I’m still blubbering over great books, probably more than usual lately. Typically, it isn’t over a character’s death. In fact, I recently read a book where the main character’s best friend committed suicide, but I wasn’t emotionally invested enough to have much of a reaction. Yet, in the following books, I went totally Terabithia. Great writing does that to me.


Blackbird Fly by Erin Entrada Kelly – I randomly checked this book out of the public library because l loved the cover and the jacket copy. It turned out to be one of the best coming-of-age books I have ever read. Apple Yengko is a badass. She is the only Filipino girl at her school, longs to play guitar like George Harrison, and has just found out she is on the Dog Log at her school. As someone who was called a “dog” in junior high by a boy I liked (Or maybe by his best friend? I can’t remember. I told you my memory is bad.) I related to Apple’s situation. Boys can be cruel. Girls can be worse. Those who survive middle school are warriors, and Apple…she really rises above. After reading this book I almost wanted to go back to junior high and have a do-over. Almost.

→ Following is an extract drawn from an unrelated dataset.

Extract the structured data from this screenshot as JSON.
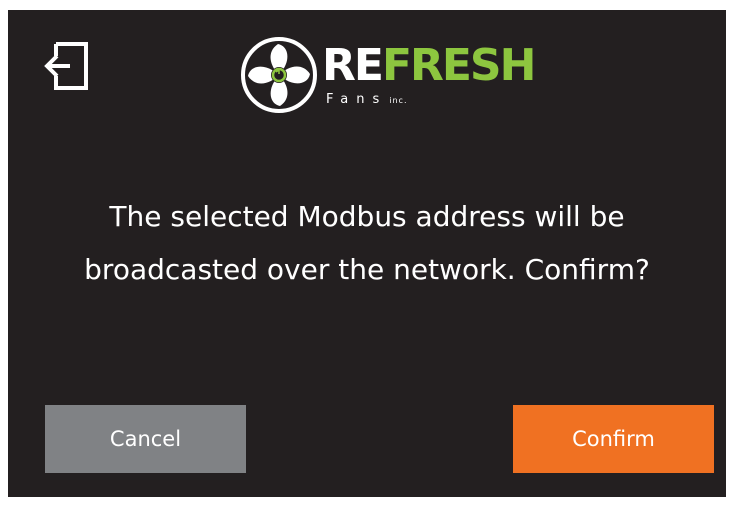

Eleanor and Park by Rainbow Rowell – Friends have been raving about this book for years. I finally got it and when I started out, I didn’t think it was going to live up to the hype. By the end, I was a weepy mess. It’s the underdog love story of the century. Seriously, what book have you ever read where the chubby, unkempt girl gets to be the romantic lead without first getting a makeover? And the male romantic lead is an introspective Asian American boy? Never. Happens. Rowell makes you fall in love with Eleanor and Park, and I’m still making up stories in my head about what happens to the two of them after the book ends. (P.S. Loved this fan art.)

I highly recommend both of the books above if you need a great read and a good cry. See also: Wonder by R.J. Palacio, Walk Two Moons by Sharon Creech and Sorta Like a Rock Star by Matthew Quick. Or you can go old school and check out Bridge to Terabithia, but don’t say I didn’t warn you…